At a hearing in New York, Wegelin, which has been in business since 1741, admitted allowing more than 100 American citizens to hide $1.2bn from the Internal Revenue Service for almost 10 years. Punishment was swift and severe: a $57.8m fine to the US authorities followed by immediate closure: ‘Wegelin will cease to operate as a bank,’ it said.
Wegelin is the first foreign bank to plead guilty to tax evasion charges; some argue that the price paid for its wrongdoing is perhaps unfairly high. But US regulators are doubtless keen to set a precedent: if you knowingly help individuals ‘steal’ from US coffers, the long arm of the law will find, fine and finish you.
Wegelin was the last Swiss bank standing after scores of other institutions left the Land of Plenty following a change in the law prohibiting US citizens from opening offshore accounts. US Attorney Preet Bharara states: ‘The bank wilfully and aggressively jumped in to fill a void that was left when other Swiss banks abandoned the practice due to pressure from US law enforcement.’
Bharara has called the ruling a ‘watershed moment’ in the Treasury’s efforts to crack down on ‘both the individuals and the banks - wherever they may be in the world - who are engaging in unlawful conduct that deprives the US Treasury of billions of dollars of tax revenue’.
Wegelin was first indicted for wrongdoing in February last year and became ‘a fugitive from justice’ when representatives failed to turn up for an initial court hearing – highly unusual for such a venerable bank.
The whole saga reads like the dramatic lovechild of John Grisham and Michael Lewis: at first, the bank swore to clear its name and insisted that it was not subject to US law but the more relaxed banking regulations of its native Switzerland. It has since been forced to eat its words. Indeed, three Wegelin bankers, Michael Berlinka, Urs Frei and Roger Keller could even face imprisonment if the US authorities see fit. It is not yet known whether the bank has turned over the names of its wealthy US clients who have been squirreling their riches away from the Internal Revenue.

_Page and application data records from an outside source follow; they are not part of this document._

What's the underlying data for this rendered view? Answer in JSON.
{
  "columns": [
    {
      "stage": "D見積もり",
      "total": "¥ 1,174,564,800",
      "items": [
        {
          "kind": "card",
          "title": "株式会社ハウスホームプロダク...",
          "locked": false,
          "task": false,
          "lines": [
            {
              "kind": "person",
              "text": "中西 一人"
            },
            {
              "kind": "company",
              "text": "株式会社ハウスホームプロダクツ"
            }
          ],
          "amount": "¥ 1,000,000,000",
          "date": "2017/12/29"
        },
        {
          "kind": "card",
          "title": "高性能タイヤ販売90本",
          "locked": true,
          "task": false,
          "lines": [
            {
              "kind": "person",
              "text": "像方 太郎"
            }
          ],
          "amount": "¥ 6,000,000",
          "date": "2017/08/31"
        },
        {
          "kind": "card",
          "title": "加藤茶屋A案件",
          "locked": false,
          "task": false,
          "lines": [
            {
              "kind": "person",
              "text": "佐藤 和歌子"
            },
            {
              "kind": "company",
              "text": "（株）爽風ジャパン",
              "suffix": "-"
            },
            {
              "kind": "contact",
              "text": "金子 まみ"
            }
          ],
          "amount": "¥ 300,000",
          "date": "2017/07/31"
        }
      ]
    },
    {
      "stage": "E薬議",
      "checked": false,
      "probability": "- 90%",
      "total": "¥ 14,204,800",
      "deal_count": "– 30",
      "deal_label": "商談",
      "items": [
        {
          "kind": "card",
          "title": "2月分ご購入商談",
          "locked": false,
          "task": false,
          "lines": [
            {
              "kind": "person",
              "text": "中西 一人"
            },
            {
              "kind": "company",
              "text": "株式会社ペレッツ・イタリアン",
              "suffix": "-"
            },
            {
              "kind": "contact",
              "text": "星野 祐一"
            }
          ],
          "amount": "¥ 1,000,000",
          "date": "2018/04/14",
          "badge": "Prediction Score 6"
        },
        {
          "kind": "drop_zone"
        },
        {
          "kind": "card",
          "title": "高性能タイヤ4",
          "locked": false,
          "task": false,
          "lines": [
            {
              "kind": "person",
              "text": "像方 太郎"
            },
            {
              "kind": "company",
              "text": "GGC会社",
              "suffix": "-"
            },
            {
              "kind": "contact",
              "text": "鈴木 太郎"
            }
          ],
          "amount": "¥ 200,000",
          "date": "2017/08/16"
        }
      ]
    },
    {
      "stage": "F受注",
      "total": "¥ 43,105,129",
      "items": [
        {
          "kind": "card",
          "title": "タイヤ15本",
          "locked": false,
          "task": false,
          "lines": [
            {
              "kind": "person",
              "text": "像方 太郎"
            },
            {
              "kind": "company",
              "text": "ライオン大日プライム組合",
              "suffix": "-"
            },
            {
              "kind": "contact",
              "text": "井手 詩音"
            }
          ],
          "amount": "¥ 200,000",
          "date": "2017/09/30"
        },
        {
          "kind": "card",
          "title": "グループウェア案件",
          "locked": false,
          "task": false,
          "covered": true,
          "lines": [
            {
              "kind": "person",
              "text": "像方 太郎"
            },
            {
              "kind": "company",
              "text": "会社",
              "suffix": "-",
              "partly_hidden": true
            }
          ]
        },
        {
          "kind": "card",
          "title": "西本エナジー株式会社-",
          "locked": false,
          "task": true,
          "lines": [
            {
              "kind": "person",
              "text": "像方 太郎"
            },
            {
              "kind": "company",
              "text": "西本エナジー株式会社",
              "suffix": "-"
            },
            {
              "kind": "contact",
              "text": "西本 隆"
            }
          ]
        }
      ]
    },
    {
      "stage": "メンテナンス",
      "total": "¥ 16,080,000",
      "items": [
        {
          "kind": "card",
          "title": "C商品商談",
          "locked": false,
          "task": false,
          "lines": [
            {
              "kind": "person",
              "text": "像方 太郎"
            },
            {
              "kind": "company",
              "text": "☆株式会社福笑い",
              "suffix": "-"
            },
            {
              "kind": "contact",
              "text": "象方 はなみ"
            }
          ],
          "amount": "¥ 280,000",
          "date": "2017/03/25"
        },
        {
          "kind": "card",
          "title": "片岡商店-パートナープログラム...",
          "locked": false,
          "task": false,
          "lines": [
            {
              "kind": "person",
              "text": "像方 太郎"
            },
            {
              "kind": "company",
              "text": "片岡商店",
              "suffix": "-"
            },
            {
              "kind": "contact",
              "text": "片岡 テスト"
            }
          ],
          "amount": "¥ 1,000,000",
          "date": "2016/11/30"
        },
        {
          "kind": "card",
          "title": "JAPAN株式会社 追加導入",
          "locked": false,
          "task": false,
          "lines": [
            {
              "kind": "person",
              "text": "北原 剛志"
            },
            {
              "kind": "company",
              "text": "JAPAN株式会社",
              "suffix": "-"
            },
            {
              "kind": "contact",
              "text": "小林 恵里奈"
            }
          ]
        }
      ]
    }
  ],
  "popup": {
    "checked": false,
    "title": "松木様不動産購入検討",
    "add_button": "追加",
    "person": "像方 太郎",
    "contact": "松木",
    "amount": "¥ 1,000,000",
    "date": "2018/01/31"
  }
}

Perhaps not. UBS, the Swiss bank that came under similar scrutiny four years ago, sang like a canary the moment the Feds got involved and got off with a $780m fine and no charges were brought.
But one thing is certain. This latest chapter in the tale of America vs. foreign-owned banks adds yet more grist to the rumour mill in Europe that the US is on a mission to discredit foreign-owned banks in order to drum up more trade for its domestic financial giants. If the conspiracy theory is true, then the scheme is certainly working. Last month, cash on deposit at foreign-owned banks fell $291bn – that’s 25% - to $879bn from the end of May to the start of December 2012. It’s the first time deposits in the sector have fallen for six consecutive months since 2002.
So, to the remaining outliers in US banking: ING, Barclays, Deutsche Bank and others, MT says, good luck in 2013. We hope you don’t need it.